I've been thinking about what I'd like my first solo post to be on Gay Voices, as The Huffington Post has offered me an incredible opportunity to share my thoughts with you. First, I thought I'd tell my coming-out story, then I thought I'd talk about being a gay comedian, and then I thought I'd talk about my obsession with The Golden Girls. Somehow, though, none of those felt right as my first post (apologies to Dorothy, Rose, Blanche, and Sophia.) So, instead, I decided to start by simply taking a look at the word "gay." This word seems to bring up so many emotions in people that maybe we aren't defining it exactly the same way. Here, according to Dictionary.com, is the definition of the word "gay" as an adjective:
gay [gey] adjective, -er, -est, noun, adverb
We all know the first two definitions are "gay" for sure. If you're a gay person, you're a homosexual, easy enough. But it's numbers 3 through 5 that I'd really like to focus on here. Those seem pretty great, don't they? They're all about things that we humans universally love: listening to music, being festive, enjoying the company of friends, and just generally doing things we find pleasurable. Sign me up!
So why is it, then, that almost everything we read about "gay" in the news is always bad? There's always a church sex scandal to be found, a closeted politician to be outed, or a teen bullying story that leads to a suicide. None of those sound very gay to me, at least by the definitions above.
Let's take a step back. How did a word that now solely describes one's sexuality at one time mean so much more? How did "gay," meaning a guy who likes guys, or a girl who likes girls, also mean all those great adjectives above? When did we stop using the word that way? And why?
I'd bet that back in the day there were a bunch of guys (who were definition number 1) at a bar having a grand old time together. They were having drinks, singing some songs, laughing together and celebrating life. I'd even bet they were the life of the party. And I'd also bet that across from them was another bunch of guys, and they weren't any of the definitions above. They were all sitting there, probably complaining about their wives and their jobs, all the time jealous of these happy guys. They could only wish they could be as gay as those other fellas.
And no, I'm not talking about definition number 1 there. (Though I'm sure one or two of them were at least a little curious.)
But somehow along the route, what once meant "happy" and "joyful" and "lively" became "shameful" and "closeted" and "something not to speak of." Even to this day this is the connection most people think of when they think of "gay." Good news though: things are finally changing right before our eyes.
Thanks to the millions of people who live openly and proudly, there is no question that America is on the right track when it comes to LGBT issues. Marriage equality is trickling in state by state. Don't Ask, Don't Tell is now history. Public figures continue to make their way out of the closet, from Neil Patrick Harris to MSNBC's Thomas Roberts to former NBA player John Amaechi.

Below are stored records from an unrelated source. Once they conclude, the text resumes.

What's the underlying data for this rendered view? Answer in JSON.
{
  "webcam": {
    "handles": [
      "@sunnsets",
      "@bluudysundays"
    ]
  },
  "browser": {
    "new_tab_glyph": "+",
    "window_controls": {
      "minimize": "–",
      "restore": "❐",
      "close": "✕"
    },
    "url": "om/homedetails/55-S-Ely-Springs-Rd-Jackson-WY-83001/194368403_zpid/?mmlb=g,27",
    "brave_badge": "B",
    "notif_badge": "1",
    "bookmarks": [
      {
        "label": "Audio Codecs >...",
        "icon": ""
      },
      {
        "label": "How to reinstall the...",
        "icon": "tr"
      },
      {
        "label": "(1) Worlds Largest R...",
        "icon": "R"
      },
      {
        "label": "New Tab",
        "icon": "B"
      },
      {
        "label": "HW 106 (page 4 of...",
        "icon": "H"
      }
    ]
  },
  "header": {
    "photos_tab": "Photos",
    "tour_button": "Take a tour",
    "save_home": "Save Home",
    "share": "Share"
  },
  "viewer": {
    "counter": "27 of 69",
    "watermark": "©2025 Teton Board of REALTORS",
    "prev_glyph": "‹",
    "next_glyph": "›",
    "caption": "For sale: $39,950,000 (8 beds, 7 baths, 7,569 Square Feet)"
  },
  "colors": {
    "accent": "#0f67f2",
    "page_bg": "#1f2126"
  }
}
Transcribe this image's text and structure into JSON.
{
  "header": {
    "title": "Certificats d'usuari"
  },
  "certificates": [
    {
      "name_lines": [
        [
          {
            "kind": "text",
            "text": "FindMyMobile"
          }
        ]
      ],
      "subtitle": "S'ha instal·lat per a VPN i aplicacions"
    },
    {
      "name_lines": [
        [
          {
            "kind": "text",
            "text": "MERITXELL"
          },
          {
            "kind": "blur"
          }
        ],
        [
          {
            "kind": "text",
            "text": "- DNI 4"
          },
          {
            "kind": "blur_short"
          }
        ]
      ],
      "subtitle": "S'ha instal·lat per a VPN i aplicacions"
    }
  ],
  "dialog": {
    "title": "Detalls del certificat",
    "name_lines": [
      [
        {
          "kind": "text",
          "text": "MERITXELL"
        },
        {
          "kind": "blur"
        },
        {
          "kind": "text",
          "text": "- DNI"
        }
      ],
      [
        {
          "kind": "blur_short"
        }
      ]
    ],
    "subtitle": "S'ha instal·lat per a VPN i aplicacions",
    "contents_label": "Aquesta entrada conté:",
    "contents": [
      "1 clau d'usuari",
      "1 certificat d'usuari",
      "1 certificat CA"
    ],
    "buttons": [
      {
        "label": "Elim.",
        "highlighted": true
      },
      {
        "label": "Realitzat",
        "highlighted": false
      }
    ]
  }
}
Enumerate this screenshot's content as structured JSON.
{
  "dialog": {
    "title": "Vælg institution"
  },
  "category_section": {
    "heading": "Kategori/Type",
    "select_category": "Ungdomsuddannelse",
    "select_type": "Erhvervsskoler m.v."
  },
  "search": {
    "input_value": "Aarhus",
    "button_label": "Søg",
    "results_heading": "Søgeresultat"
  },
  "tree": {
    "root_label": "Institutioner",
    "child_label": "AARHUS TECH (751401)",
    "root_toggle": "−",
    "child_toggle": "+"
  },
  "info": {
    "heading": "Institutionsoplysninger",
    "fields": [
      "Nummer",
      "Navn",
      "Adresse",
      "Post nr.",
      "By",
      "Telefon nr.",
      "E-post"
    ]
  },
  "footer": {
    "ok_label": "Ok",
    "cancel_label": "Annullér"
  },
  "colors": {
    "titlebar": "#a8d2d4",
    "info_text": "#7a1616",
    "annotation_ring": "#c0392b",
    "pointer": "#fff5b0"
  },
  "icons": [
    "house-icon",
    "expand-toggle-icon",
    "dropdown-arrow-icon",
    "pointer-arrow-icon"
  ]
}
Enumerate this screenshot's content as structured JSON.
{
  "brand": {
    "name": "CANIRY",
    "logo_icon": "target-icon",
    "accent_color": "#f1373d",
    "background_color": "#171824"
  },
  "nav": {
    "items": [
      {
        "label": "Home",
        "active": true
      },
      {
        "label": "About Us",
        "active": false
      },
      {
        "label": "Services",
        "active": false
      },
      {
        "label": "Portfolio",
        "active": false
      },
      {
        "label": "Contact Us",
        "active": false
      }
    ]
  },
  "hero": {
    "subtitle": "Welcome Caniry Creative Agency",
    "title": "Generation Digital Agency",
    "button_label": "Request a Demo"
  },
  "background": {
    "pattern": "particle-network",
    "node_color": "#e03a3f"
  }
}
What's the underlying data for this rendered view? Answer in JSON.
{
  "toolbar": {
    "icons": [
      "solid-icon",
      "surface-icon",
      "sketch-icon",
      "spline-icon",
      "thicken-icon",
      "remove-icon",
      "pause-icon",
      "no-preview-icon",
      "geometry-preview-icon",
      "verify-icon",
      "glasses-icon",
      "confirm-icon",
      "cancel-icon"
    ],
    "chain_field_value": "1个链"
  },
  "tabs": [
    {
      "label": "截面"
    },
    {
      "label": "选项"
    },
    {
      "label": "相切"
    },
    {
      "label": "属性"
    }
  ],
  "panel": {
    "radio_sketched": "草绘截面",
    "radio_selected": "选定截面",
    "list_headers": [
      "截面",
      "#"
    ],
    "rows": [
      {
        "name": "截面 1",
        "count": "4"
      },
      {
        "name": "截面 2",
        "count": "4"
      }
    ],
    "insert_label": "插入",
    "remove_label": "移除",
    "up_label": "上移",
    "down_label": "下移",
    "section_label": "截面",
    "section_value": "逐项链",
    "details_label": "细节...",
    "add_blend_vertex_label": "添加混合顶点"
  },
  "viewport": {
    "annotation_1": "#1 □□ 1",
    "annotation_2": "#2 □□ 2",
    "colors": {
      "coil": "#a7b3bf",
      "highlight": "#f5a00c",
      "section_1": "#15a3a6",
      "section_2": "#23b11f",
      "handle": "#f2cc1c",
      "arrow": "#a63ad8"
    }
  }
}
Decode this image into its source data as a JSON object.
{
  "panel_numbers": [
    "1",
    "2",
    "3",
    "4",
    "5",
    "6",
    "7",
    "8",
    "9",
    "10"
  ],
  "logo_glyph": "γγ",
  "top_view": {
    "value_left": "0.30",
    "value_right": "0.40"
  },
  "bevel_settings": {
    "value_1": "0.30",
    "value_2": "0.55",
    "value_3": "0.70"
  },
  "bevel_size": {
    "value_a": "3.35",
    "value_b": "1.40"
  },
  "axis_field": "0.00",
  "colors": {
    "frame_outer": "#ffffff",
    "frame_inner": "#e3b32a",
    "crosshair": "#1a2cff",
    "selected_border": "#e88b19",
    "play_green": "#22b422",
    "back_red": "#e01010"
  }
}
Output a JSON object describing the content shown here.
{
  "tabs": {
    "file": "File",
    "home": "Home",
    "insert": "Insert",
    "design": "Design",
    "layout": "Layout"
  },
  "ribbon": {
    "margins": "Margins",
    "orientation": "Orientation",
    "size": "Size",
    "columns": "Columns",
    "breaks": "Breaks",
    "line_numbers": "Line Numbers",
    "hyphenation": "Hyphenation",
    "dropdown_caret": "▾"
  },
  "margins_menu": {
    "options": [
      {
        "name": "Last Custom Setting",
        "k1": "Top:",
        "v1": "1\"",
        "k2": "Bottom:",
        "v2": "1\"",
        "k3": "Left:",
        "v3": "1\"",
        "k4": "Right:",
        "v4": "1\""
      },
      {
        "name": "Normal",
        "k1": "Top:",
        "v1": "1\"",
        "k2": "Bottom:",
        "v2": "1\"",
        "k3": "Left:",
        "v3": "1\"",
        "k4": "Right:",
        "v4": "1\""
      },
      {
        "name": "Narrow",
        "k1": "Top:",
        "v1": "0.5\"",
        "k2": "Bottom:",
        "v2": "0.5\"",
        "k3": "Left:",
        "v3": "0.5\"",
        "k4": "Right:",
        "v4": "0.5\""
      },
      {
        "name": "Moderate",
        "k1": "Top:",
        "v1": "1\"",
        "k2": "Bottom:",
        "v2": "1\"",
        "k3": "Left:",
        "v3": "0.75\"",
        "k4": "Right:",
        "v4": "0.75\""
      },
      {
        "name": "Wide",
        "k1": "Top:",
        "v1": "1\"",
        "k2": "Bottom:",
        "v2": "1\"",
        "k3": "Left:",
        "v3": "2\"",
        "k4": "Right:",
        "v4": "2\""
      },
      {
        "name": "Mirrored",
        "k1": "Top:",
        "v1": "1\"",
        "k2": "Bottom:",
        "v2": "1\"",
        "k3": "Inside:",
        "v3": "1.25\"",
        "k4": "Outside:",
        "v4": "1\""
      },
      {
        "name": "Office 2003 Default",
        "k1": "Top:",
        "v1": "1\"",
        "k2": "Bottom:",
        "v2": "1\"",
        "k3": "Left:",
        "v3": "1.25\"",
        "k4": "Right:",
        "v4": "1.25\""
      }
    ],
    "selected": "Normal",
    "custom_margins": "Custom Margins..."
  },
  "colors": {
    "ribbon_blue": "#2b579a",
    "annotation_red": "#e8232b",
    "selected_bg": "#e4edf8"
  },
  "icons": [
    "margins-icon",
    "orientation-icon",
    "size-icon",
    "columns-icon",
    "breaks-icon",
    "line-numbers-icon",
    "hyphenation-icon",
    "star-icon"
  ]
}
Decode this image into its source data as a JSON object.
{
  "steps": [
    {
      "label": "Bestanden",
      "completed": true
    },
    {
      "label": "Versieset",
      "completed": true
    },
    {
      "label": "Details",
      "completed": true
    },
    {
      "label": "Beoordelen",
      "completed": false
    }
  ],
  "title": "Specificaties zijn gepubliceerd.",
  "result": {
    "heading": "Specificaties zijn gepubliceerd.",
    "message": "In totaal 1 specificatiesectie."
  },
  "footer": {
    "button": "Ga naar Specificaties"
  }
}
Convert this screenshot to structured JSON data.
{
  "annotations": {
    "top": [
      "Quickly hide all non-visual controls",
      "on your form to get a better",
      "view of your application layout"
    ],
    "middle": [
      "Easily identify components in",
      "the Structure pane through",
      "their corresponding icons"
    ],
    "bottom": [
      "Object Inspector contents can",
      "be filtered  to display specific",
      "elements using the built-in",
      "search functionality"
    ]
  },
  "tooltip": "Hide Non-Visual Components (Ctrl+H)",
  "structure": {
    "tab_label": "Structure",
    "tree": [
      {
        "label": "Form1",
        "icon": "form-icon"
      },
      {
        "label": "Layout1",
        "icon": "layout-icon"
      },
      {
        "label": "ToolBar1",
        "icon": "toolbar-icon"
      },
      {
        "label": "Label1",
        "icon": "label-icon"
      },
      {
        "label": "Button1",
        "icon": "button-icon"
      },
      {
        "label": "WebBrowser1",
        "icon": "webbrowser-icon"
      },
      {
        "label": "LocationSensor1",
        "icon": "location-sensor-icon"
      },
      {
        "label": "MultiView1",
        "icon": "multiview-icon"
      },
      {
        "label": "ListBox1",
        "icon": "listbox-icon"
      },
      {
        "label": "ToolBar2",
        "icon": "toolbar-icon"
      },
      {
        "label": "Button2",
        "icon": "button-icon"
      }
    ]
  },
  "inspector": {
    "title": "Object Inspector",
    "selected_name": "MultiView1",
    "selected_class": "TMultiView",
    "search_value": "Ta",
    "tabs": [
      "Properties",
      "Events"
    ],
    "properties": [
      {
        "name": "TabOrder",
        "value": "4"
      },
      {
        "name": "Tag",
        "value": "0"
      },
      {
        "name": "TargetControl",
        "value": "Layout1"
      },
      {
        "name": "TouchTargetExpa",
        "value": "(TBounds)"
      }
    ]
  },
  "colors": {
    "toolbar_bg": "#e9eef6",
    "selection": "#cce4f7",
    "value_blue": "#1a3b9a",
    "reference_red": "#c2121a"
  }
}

We all know about the It Gets Better campaign to end bullying of LGBT youth. It has done incredible and important work, without question. But it still may take a long time for "it" to get better, so I'd rather focus on you. You are the one who makes the choices that control your fate. You are the one who will decide whether to live an authentic life or a life stuck in the closet, where there is only room for one. It is a choice that every single gay person has to make. And through that choice you can decide if you are gay simply because you are homosexual, or because you chose to encompass all those other definitions.
There's no doubt that I was always the first two definitions of "gay," but there is also no doubt that after I came out, my life suddenly became full with definitions 3 through 5. Just like it did for Blanche's gay brother Clayton when he came out in an episode of The Golden Girls. (I knew I could bring that around somehow...)